a result, courts “look to the specific allegations in
the complaint to determine whether they plausibly support a
legal claim for relief.” Kay, 500 F.3d at 1218
(citation omitted). Under this new standard, “a
plaintiff must ‘nudge his claims across the line from
conceivable to plausible.'” Smith, 561
F.3d at 1098 (citation omitted). “Plausible” in
this context does not mean “likely to be true, ”
but rather refers “to the scope of the allegations in a
complaint: if they are so general that they encompass a wide
swath of conduct, much of it innocent, ” then the
plaintiff has not “nudged [his] claims across the line
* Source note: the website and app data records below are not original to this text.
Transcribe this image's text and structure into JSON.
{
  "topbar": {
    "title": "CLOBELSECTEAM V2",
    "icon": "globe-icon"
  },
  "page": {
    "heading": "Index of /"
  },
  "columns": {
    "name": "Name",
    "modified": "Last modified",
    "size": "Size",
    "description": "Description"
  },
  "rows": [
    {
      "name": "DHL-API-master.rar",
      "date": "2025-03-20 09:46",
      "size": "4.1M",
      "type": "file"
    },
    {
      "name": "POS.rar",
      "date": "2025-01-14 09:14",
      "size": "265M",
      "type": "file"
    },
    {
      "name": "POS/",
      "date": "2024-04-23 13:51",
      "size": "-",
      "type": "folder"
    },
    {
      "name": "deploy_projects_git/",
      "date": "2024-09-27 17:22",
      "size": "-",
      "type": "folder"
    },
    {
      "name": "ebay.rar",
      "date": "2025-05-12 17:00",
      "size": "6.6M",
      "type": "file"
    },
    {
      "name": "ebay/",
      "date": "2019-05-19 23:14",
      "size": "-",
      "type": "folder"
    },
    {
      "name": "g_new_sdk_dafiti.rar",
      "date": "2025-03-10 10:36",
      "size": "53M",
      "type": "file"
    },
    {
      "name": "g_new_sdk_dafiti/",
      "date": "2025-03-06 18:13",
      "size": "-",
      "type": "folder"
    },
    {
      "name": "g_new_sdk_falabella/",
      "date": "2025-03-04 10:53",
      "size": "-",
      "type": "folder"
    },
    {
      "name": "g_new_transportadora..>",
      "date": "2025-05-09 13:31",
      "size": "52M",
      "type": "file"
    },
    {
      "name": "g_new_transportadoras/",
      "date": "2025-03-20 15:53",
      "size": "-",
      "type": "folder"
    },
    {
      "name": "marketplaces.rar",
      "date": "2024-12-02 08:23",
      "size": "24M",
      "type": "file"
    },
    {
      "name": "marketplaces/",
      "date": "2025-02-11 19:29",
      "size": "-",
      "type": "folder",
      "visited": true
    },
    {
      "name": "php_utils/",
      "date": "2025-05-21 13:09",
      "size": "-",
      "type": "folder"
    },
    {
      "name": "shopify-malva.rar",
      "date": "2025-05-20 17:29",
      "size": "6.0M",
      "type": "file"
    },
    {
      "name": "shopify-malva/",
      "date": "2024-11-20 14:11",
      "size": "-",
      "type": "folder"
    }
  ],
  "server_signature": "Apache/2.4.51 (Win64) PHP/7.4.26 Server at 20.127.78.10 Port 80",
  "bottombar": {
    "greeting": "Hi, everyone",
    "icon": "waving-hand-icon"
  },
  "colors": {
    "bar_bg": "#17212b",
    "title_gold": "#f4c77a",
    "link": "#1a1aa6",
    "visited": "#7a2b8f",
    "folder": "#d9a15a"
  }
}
from conceivable to plausible.” Robbins v.
Oklahoma, 519 F.3d 1242, 1247 (10th Cir. 2008) (citing
Twombly, 127 S.Ct. at 1974).
claims in Plaintiff's Complaint were the subject of a
Motion to Suppress in Plaintiff's criminal case. See
United States v. McKnight, No. 17-cr-40020-DDC-1, Doc.
15 (D. Kan.).
an evidentiary hearing, the Court entered a Memorandum and
Order (Doc. 32) denying the Motion to Suppress. The Court
found that the search and seizure did not violate the Fourth
Amendment. Id. at Doc. 32. The docket in
Plaintiff's criminal case reflects that he pleaded guilty
in that case on January 11, 2018. See Docs 45, 46.
Court's ruling on the motion to suppress may require the
application of collateral estoppel upon final adjudication.
“Collateral estoppel, or issue preclusion, is available
in actions under § 1983.” Williams v.
Henderson, 626 Fed.Appx. 761, 763 (10th Cir. 2015)
(unpublished) (citing Allen v. McCurry, 449 U.S. 90
(1980)). “The doctrine applies when (1) the issue
previously decided is identical with the one presented in the
current action; (2) the prior action was finally adjudicated
on the merits; (3) the party against whom the doctrine is
invoked was a party or in privity with a party to the prior
litigation, and (4) the party against whom the doctrine is
invoked had a full and fair opportunity to litigate the issue
in the prior action.” Id. (citing Moss v.
Kopp, 559 F.3d 1155, 1161 (10th Cir. 2009)); see
Sibert v. Phelan, 901 F.Supp. 183, 187 (D.N.J. 1995)
(finding issue preclusion appropriate where judge previously
decided issue on suppression motion); see also Searing v.
Hayes, 684 F.2d 694 (10th Cir. 1982); see ...